Mr. Fluffernutter approaches for some quality pets and scratches, and you automatically run your hand down his back. Then you notice an unusually smooth patch between his shoulder blades. The hair is completely gone, leaving a bare patch of skin. What's giving your kitty male pattern baldness?
Spot On Reaction
The chemical cocktail that sends fleas to the Great Beyond could have an adverse effect on your cat at the same time. Some cats are sensitive to the ingredients in spot-on flea treatments, resulting in skin problems and hair loss. The spot between the shoulder blades is a good area to apply these treatments, as your cat can't easily reach it to lick off the medication.

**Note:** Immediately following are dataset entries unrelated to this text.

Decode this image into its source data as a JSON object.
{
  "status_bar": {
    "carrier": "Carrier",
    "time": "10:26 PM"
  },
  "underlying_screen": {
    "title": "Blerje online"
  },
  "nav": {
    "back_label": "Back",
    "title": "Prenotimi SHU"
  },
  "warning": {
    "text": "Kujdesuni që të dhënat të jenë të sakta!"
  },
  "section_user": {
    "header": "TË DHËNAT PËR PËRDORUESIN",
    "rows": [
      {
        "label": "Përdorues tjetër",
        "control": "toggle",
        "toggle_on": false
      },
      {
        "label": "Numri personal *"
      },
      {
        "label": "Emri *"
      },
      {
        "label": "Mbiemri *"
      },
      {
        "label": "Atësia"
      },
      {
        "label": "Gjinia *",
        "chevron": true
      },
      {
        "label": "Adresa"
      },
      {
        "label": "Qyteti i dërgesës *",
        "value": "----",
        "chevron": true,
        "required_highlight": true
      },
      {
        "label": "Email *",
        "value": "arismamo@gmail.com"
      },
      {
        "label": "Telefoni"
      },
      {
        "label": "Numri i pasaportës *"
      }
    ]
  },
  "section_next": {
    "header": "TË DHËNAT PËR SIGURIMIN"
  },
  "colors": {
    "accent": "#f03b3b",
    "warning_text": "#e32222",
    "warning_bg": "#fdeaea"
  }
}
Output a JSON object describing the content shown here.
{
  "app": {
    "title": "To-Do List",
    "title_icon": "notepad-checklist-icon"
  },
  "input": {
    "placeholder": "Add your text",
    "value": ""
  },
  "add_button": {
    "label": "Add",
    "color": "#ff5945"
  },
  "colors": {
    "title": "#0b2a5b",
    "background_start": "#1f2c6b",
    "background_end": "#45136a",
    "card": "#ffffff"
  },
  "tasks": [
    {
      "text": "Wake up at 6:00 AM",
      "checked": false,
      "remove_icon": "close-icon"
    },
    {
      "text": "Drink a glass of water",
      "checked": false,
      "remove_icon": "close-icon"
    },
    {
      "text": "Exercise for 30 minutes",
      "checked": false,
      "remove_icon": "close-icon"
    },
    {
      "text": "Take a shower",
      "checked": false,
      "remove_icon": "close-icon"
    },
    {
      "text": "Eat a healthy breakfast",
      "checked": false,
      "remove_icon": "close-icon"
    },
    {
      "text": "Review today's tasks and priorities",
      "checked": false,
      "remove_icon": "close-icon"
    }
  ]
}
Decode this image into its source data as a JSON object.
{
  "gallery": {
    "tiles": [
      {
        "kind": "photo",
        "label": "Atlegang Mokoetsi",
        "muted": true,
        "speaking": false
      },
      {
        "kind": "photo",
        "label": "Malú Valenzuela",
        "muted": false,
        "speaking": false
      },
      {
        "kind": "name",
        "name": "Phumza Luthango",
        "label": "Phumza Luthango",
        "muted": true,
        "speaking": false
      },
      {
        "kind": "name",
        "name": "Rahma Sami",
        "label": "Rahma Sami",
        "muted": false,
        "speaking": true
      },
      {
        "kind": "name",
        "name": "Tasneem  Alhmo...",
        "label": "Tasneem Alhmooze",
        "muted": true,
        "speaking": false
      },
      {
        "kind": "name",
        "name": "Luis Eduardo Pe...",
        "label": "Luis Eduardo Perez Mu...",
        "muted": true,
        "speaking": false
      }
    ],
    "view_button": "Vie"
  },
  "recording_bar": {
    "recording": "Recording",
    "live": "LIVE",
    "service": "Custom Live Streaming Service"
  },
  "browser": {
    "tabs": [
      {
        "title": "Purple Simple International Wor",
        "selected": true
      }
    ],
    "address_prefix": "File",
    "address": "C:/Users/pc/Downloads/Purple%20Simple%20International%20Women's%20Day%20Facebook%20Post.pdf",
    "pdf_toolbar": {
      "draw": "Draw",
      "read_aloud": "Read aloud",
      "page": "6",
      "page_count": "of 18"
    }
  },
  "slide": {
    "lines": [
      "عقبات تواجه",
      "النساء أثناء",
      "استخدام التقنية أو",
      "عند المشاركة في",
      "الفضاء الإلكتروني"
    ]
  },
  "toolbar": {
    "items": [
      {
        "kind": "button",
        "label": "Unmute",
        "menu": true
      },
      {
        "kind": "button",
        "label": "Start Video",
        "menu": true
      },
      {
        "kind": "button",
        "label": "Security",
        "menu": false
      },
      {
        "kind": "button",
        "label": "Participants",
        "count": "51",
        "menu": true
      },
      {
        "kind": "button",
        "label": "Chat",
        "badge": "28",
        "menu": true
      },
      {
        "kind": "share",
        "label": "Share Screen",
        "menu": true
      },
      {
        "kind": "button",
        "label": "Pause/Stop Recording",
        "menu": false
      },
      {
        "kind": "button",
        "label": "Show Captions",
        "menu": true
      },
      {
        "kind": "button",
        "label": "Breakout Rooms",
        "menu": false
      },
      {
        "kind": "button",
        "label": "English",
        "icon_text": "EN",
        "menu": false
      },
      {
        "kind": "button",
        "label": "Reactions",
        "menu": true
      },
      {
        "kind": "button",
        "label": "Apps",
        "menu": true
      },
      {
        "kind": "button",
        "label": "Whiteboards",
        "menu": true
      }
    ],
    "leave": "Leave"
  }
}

Many owners report a subsequent bald spot after treatment, but say their kitties usually regrow hair in a few weeks.
Flea Bite Baldness
As if going bald from the medication used to prevent fleas isn't bad enough, your cat could lose hair because of the little bloodsucking freeloaders themselves. Flea bites trigger an allergic reaction in some cats, resulting in irritated skin and hair loss. The spot between his shoulder blades is a great hiding spot for fleas, because your cat can't reach that area easily to get rid of the little buggers. So the fleas could retreat there and party with little threat of eviction. The skin typically looks crusty and raw as your cat scratches like a kitty possessed.
A cat's coat is an outward indicator of his underlying health, so the nicer the coat the healthier the cat. Take a close look at your kitty and see if the rest of his hair is thinning or if there are any other bald spots over his body. Medical conditions such as ringworm, tumors and hormonal imbalance can cause his hair to fall out easily, and that spot between his shoulder blades could just be the tip of the proverbial iceberg. Check for scaly, red or irritated skin or other signs that your cat isn't feeling well such as changes in appetite, behavior or litter-box usage.
Before searching for kitty toupees online, give your vet a call to schedule a visit. In most cases, dealing with the underlying condition lets your cat's skin heal and regrow the hair. Topical ointments, allergy shots and other medications may be prescribed to ease Mr. Fluffernutter's suffering and get him back on the road to health.
Always check with your veterinarian before changing your pet’s diet, medication, or physical activity routines. This information is not a substitute for a vet’s opinion.
Jane Williams began her writing career in 2000 as the writer and editor of a nationwide marketing company. Her articles have appeared on various websites. Williams briefly attended college for a degree in administration before embarking on her writing career.